Celebrate the many exciting forms of literature with noted writers. The Lakeland Literary Festival is being held Nov. 30, 2018, from 8:30 a.m. to 3 p.m. in HIVE in the H-Building.
Acclaimed writers and poets will present a variety of workshops in areas such as non-fiction, fiction, poetry, translation and publishing. There will also be a book fair with many presses, magazines and organizations.
This event is free and open to the public, but registration is required for the workshops. Register here.
The event will begin with a continental breakfast and then the workshops will run from 9-10 a.m., 10:15-11:15 a.m. and 11:30-12:30 p.m. Lunch will be available for purchase from food trucks on the campus. After lunch, at 1 p.m., keynote speaker Dave Lucas, Poet Laureate of the State of Ohio will speak. The event will close with a poetry reading by winners of the 31st Annual Poetry Competition, slated from 2-3 p.m.
For more information, contact Assistant Professor James DeMonte at email@example.com or call 440.525.7458.
Join us for a conversation about Crossings: A Doctor-Soldier’s Story by Fall Literary Festival visiting writer Jon Kerstetter. Read more about the memoir here.
Food for Thought book discussion will meet at Cultivate Cafe, 901 Elm St., on Wednesday, November 14, from 6:00-7:00 pm. If you would like to order a bite to eat, please arrive well before the counter closes at 6:00.
Haven’t read the book yet? No worries.
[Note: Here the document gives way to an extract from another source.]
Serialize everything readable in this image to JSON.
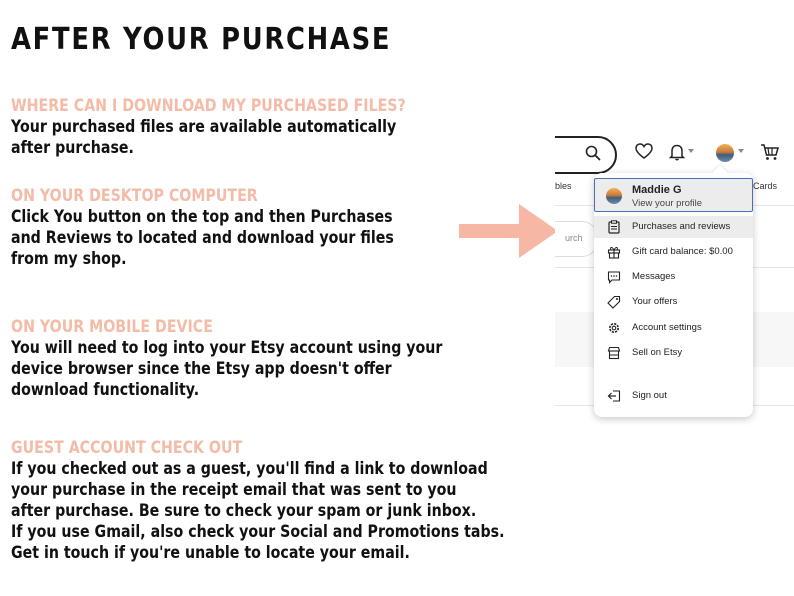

Join us.
Here are this year’s selections by writers who have recently visited the Valley:
October 10 (Short stories) Lesley Nneka Arimah What It Means When a Man Falls From the Sky
November 14 (Memoir) Jon Kerstetter Crossings: A Doctor-Soldier’s Story
December 12 (Poetry) Allison Pitinii Davis Line Study of a Motel Clerk
January 9 (Historical Novel) Robert Olmstead Savage Country
February 13 (Nonfiction) Austin Channing Brown I’m Still Here: Black Dignity in a World Made For Whiteness
March 13 (Novel, Speculative Fiction) Kelly Link Get in Trouble
April 10 (Memoir) Scott Simon Unforgettable
May 15 (Nonfiction) Cokie Roberts Founding Mothers: The Women Who Raised Our Nation